To access the application, users can download the free program onto their computer or smartphone on the Discord website or Apple/Google Play store. Along with the program being free, Discord does not feature any ads on its application. After downloading the program, users can either create their own servers for friends, or receive an invite to join one through a shareable link. If the former, users can then control which members access their server’s shareable link by customizing how long an invite lasts and the number of users that a single link can invite.

After learning about the application in 2016 through her friends, Junior Rachel Hong runs both her games and Discord on her personal laptop.
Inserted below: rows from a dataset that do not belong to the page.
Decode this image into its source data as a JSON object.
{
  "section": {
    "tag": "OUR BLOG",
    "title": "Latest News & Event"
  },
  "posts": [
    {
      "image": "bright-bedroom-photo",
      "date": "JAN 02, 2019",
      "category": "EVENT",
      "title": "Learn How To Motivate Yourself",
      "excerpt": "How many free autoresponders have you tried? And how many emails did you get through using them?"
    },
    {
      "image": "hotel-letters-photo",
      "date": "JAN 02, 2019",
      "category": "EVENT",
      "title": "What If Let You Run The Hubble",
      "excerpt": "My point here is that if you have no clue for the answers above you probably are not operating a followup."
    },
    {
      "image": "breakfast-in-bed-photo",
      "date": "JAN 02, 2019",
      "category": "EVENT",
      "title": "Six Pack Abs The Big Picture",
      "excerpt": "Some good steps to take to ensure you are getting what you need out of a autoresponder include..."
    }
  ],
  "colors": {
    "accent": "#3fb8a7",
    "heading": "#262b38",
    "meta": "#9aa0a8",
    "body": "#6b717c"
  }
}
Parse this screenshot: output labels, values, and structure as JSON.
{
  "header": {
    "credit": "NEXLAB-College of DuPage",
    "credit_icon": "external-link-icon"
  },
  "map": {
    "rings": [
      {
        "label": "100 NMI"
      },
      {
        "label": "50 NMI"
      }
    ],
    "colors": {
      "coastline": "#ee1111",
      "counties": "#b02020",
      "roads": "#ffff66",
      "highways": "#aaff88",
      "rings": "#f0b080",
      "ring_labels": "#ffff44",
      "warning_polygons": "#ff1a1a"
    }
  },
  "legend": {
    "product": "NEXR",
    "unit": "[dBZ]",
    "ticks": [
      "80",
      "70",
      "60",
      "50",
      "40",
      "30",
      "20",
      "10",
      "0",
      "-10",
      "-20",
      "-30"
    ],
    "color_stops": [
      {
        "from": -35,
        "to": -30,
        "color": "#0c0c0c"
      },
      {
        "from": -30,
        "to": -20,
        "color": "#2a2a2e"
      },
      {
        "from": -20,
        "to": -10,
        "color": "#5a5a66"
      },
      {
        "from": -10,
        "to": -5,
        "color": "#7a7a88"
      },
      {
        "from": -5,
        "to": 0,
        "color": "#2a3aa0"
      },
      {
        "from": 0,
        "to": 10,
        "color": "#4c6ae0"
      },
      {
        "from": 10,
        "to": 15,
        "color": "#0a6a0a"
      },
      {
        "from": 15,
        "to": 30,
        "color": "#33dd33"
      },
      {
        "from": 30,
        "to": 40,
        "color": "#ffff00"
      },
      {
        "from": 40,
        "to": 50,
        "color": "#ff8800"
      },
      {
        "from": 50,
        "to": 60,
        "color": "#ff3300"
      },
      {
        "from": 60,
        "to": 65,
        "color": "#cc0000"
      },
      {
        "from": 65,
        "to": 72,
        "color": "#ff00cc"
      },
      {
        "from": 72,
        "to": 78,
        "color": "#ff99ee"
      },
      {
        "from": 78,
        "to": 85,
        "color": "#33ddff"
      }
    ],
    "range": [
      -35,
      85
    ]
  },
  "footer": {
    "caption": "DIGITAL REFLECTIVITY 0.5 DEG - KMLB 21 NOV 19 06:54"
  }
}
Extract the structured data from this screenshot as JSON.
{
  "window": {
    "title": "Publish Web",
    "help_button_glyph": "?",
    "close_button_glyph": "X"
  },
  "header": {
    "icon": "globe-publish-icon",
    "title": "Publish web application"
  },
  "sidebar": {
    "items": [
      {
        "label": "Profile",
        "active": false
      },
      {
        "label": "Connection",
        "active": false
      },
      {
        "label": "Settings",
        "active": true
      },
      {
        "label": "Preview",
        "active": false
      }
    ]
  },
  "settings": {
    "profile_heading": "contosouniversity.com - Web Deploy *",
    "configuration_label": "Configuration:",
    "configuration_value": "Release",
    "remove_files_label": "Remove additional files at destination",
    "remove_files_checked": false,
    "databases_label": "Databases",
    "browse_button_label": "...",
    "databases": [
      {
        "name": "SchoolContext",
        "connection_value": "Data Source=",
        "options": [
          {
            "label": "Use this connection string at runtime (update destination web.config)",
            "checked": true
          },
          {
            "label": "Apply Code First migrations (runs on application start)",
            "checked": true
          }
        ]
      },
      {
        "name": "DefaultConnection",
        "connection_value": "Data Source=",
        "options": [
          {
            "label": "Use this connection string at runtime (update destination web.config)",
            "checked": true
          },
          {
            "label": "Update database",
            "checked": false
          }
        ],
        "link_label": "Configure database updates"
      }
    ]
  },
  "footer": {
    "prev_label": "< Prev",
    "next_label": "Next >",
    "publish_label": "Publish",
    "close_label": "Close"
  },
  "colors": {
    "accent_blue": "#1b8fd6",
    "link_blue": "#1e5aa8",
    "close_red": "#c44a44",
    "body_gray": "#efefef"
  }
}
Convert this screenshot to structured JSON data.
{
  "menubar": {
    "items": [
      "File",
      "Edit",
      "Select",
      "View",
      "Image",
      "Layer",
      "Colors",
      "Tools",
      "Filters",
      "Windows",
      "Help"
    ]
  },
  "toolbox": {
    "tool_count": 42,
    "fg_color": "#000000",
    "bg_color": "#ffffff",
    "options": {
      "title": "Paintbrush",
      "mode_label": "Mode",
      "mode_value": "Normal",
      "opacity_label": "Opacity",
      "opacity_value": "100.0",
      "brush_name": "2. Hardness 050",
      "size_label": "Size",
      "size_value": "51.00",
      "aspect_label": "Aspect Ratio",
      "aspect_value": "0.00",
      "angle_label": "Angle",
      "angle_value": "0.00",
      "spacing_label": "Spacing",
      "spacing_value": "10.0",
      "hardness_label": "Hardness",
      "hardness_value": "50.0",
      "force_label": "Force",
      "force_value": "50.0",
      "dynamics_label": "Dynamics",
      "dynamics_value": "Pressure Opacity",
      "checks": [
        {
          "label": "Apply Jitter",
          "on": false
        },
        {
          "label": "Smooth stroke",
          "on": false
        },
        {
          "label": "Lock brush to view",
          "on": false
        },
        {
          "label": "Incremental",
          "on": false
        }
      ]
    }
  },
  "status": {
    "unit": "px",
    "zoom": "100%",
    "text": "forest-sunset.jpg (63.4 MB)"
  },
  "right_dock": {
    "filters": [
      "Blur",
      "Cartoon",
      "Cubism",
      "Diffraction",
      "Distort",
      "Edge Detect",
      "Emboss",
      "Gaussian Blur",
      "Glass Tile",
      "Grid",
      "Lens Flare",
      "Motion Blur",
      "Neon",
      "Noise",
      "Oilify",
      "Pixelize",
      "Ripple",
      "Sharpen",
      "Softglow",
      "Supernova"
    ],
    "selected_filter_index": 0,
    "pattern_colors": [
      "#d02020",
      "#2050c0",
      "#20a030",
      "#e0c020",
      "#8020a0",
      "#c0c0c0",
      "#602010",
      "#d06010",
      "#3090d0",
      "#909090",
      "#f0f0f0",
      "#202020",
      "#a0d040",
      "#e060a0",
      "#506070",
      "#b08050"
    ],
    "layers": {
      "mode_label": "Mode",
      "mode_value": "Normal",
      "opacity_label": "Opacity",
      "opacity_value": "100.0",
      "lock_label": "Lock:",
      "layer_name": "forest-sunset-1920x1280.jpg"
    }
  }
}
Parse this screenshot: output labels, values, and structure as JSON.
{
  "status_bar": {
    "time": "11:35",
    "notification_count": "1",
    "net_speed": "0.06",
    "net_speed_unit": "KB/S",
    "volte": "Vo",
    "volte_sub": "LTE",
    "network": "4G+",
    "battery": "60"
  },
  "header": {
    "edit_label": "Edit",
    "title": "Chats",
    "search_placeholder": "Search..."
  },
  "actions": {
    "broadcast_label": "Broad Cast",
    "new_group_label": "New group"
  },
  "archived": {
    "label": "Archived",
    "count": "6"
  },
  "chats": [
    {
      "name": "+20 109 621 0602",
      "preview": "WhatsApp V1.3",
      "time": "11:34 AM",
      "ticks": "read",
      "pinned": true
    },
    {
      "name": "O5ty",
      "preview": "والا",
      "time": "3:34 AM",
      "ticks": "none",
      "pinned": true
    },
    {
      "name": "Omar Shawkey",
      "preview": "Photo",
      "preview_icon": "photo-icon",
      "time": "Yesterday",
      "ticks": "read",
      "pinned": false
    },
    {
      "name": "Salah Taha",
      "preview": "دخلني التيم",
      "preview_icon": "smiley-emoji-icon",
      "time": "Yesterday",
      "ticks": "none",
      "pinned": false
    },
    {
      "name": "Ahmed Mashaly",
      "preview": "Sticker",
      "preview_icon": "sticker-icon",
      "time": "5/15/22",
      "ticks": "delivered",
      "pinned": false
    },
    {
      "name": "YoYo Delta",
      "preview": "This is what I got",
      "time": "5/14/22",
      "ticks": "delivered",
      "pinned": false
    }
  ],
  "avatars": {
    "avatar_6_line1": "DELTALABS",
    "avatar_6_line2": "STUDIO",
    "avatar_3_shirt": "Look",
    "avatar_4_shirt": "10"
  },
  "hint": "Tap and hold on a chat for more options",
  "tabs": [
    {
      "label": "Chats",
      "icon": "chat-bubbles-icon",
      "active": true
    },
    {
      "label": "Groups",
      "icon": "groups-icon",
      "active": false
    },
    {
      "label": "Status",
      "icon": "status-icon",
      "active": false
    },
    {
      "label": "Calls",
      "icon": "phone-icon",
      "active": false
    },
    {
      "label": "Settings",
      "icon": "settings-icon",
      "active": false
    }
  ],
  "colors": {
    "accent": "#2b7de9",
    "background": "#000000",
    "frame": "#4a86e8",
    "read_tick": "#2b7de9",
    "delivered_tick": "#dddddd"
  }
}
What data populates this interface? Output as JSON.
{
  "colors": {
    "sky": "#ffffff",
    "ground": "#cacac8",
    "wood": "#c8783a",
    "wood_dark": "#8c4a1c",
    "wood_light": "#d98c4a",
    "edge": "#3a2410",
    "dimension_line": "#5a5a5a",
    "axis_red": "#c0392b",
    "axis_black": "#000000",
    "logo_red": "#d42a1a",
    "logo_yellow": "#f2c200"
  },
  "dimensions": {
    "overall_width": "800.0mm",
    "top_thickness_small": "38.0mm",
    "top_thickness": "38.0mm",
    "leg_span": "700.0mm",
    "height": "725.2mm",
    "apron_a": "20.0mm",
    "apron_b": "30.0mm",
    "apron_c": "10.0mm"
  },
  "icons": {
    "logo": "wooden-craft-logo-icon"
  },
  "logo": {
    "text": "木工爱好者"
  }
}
“Playing these multiplayer games in combination with Discord allows friends to have fun together while sharing verbal emotions like laughing or shouting,” Hong said. “These experiences can make up for the lack of physical interaction between students that is currently occurring because of coronavirus.”

In addition to servicing as a program for casual messaging, she said Discord can even be useful for educational purposes.

“We’re able to share our screens, which helps us work on projects and receive help for homework,” Hong said. “I would say that doing work in-person is definitely better, but Discord is the next best thing.”

Along with this app’s functionality for group projects, the Sunny Hills League of Legends eSports team relies on it to allow its players to communicate with others during a game.

“Communication is a huge part of competing in eSports, so Discord is a really useful tool that allows the team to talk to one another,” said senior Dylan Kim, an SH League of Legends eSports player. “Discord’s simple layout as an instant messaging service is really appealing, and I couldn’t imagine using a different program to help us during games.”

He first discovered Discord’s potential in eSports and as a messaging system upon discovering the application from a friend during its release in 2015.

“Before Discord, we would use Skype and the audio quality was nothing compared to Discord,” Kim said. “I think naturally, Discord was introduced within the gaming community with the intent to appeal to people in the eSports scene since there weren’t many other communication programs already established.”

And when his team isn’t winning CIF eSports titles, Kim also utilizes the application as a means of hosting virtual hangouts with his friends after realizing that the video and screen-share features of Discord can also be utilized for more casual reasons.

“Discord is a great way to blow off some steam and play some games or watch a movie with friends,” he said. “I love joining a voice channel full of people on like a Friday after school and just spending time together, especially since we can’t go outside that much.”

Cassidy, who also regularly uses the application to watch movies and play games with his friends, agrees that Discord provides a simple method of communication that is free of any bugs or issues.

“These sorts of social activities work pretty similarly to our real life interactions, since we’re all having fun together and talking,” he said. “Sometimes, these real life activities work better over Discord since we can share screens and more easily send messages, photos or videos over to each other.”

And even when social distancing ends and students can comfortably meet up together in real life, Discord will remain a reliable method of communication between peers when in-person interaction is unavailable, Kim said.

“It’s ironic that the application is called Discord though,” he said. “After all, the application seems to generate more harmony between friends rather than creating Discord between them.”

This story was originally published on The Accolade on October 13, 2020.